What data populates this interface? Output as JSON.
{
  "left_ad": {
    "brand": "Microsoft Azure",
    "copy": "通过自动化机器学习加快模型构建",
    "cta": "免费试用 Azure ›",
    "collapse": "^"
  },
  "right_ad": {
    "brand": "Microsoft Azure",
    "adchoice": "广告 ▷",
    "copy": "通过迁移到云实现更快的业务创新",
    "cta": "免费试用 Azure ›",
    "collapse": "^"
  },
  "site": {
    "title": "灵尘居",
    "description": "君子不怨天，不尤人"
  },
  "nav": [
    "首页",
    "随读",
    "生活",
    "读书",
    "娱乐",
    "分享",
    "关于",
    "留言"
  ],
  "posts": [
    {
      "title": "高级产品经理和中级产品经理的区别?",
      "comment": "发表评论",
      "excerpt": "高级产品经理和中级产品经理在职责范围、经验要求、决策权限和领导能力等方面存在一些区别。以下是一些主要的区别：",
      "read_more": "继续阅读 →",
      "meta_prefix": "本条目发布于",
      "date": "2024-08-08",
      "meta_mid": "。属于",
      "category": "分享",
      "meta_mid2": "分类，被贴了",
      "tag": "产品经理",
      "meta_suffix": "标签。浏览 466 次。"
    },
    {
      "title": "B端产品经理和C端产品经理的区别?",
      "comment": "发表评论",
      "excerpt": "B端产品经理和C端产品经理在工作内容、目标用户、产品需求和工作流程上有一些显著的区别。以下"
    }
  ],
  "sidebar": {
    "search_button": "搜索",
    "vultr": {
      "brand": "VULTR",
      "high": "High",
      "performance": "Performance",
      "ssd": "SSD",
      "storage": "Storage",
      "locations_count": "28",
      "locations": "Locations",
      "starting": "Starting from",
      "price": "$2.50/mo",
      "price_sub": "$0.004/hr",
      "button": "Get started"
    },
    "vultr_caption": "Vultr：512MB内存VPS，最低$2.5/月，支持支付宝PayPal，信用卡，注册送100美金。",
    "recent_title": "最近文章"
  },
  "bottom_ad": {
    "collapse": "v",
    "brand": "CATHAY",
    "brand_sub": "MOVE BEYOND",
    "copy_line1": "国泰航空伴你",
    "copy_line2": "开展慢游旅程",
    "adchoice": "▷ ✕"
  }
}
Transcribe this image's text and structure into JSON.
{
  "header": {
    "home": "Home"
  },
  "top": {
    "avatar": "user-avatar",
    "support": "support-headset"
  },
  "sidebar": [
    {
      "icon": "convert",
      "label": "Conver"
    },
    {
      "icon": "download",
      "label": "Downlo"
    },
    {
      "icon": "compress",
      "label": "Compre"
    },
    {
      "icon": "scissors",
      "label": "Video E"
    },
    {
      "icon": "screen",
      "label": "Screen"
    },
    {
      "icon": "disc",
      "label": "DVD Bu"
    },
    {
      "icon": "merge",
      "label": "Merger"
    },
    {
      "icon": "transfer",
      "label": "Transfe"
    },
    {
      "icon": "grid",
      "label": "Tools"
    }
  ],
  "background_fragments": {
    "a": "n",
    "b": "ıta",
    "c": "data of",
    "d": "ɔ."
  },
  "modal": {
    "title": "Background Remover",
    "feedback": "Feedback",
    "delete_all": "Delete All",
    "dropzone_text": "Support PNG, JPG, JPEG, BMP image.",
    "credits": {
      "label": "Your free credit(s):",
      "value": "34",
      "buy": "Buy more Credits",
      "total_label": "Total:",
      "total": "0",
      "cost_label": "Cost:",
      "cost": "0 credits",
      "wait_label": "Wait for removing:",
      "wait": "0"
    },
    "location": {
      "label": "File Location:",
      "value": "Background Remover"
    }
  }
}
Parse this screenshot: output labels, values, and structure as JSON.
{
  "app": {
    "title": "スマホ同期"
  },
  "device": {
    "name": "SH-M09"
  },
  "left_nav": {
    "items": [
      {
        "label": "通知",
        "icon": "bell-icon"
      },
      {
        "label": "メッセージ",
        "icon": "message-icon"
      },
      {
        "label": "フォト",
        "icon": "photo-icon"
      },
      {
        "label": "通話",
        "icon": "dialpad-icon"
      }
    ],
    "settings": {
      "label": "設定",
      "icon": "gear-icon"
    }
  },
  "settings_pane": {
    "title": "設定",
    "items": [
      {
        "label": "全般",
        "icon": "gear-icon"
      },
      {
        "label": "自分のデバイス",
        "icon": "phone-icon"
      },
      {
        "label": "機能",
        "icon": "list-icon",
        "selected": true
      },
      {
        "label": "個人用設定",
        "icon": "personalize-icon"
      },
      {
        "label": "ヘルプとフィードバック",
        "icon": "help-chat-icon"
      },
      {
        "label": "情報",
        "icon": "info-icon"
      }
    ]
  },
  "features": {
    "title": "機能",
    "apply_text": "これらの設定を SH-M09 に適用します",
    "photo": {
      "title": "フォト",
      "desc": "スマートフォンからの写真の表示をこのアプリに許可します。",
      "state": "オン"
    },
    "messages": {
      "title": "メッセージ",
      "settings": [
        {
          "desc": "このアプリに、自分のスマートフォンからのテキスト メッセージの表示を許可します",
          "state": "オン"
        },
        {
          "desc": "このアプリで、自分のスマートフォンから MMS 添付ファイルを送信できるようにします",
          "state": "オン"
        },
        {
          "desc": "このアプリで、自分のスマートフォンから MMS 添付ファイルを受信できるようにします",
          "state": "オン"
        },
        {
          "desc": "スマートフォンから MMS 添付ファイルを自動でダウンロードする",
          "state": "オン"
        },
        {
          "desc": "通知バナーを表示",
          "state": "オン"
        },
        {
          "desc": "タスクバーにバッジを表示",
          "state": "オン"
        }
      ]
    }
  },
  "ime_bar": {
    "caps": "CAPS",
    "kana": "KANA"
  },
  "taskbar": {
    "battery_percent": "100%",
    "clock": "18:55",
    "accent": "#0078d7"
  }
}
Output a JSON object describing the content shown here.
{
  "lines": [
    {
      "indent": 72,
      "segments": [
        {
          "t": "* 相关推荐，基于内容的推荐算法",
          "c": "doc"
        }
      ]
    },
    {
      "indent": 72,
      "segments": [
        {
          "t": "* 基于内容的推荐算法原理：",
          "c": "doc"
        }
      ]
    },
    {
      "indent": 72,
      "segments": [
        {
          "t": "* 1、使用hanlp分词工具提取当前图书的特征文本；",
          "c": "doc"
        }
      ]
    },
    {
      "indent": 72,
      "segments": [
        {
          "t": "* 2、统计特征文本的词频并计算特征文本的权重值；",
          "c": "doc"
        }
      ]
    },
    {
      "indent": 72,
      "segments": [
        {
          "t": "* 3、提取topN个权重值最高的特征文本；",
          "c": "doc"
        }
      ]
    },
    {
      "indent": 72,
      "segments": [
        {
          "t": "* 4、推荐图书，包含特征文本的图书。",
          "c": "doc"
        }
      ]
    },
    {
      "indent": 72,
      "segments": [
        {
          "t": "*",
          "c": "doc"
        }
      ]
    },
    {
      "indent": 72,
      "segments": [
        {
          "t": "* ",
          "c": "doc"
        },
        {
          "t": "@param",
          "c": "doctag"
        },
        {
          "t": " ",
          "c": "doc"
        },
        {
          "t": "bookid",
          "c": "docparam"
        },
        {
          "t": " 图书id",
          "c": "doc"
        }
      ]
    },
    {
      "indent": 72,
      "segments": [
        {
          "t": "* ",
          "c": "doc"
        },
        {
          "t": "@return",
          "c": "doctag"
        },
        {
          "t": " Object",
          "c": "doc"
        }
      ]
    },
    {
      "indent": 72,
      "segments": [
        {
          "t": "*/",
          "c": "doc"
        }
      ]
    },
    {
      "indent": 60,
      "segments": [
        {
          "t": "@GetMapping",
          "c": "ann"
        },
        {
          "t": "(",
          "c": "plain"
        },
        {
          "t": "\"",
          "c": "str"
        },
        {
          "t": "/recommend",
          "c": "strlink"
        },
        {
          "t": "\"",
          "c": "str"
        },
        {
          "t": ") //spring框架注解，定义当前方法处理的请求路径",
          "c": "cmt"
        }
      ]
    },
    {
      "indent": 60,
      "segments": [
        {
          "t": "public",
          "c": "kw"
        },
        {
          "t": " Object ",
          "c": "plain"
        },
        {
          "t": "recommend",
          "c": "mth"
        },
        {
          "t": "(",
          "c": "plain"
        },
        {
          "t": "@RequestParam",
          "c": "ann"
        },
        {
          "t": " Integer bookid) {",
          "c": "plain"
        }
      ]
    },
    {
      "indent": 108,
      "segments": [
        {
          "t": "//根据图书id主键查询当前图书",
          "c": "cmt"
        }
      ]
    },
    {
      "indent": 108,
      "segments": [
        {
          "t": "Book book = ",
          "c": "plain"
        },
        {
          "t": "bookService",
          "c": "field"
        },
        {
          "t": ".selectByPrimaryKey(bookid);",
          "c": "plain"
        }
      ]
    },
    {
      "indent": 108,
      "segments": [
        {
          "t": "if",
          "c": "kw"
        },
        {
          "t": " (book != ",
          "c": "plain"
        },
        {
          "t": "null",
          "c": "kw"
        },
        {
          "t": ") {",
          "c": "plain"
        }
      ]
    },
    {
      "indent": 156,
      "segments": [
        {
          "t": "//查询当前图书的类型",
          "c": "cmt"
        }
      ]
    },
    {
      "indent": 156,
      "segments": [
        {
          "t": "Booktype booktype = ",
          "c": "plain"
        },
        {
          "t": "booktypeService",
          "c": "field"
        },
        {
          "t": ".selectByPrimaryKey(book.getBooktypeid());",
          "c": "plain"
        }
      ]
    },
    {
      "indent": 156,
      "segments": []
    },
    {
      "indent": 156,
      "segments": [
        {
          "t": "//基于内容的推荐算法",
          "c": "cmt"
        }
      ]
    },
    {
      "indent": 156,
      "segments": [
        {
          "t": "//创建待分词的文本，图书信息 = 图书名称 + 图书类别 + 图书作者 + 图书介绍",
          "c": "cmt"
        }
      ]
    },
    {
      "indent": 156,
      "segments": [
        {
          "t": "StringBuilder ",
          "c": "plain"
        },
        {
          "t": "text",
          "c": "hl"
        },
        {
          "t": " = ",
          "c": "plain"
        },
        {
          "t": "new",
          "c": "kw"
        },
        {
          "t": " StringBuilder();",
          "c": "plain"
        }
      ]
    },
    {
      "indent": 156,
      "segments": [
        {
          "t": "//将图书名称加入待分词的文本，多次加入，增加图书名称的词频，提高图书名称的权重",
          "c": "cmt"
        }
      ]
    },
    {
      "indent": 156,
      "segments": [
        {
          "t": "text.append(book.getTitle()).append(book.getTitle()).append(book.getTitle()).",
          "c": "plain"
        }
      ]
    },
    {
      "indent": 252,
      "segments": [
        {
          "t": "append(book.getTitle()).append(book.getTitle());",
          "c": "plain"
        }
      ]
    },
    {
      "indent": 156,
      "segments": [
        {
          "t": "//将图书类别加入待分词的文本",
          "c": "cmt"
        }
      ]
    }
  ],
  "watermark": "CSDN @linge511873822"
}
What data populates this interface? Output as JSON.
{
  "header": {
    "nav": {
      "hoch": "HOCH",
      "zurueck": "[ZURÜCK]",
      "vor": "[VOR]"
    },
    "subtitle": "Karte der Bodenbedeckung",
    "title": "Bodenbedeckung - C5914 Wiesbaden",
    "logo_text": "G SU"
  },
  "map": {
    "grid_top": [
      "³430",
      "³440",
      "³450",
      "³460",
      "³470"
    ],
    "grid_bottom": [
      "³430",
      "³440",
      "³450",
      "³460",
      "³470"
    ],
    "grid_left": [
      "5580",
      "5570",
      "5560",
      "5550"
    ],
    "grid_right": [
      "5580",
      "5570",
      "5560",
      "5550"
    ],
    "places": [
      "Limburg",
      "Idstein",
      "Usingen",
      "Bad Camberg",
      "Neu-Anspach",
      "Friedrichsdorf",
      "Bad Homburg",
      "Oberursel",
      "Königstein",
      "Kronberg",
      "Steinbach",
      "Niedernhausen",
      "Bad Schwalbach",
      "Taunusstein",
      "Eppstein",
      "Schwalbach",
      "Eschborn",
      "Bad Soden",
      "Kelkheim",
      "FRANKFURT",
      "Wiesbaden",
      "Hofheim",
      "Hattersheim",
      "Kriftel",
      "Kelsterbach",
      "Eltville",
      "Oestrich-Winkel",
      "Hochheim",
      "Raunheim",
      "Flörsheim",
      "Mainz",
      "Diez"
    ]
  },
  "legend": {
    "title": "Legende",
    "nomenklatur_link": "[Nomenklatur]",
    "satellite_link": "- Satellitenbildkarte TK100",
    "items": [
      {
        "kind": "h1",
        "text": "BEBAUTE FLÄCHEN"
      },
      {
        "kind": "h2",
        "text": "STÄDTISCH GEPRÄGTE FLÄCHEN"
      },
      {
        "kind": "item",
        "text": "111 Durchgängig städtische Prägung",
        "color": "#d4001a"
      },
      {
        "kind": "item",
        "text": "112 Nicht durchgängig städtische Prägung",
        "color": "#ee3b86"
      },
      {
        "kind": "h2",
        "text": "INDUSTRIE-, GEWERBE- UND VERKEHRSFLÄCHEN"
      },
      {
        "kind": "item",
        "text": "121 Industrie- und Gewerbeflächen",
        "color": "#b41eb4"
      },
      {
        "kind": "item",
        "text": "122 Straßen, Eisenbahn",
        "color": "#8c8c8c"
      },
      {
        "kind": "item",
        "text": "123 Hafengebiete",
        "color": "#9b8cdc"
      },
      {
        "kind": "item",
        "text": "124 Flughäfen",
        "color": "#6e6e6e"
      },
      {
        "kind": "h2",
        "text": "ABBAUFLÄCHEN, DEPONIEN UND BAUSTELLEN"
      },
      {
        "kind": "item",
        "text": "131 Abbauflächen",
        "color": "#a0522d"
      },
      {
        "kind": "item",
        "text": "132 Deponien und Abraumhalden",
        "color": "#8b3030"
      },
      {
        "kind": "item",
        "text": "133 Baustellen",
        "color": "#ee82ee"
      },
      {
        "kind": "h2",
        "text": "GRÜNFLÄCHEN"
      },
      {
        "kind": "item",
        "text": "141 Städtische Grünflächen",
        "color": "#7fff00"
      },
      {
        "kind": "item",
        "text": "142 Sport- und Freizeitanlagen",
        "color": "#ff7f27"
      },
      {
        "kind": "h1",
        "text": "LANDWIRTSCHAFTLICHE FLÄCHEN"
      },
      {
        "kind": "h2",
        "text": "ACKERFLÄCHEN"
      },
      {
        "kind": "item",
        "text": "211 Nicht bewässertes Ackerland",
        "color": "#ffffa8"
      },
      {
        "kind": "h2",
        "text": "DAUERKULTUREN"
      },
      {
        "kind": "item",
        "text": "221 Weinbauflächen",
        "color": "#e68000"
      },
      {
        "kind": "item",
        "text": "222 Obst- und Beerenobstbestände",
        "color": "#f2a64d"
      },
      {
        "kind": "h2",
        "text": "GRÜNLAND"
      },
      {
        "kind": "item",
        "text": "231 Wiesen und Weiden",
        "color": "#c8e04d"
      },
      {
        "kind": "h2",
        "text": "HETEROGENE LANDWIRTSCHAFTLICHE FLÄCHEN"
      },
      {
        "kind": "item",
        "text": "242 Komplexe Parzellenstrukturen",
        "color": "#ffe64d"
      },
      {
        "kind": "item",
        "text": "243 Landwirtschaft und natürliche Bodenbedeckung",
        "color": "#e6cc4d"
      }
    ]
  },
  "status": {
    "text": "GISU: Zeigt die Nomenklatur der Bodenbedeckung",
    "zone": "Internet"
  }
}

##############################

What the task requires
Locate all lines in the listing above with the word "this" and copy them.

Output of the task
What data populates this interface? Output as JSON.
Transcribe this image's text and structure into JSON.
Parse this screenshot: output labels, values, and structure as JSON.
What data populates this interface? Output as JSON.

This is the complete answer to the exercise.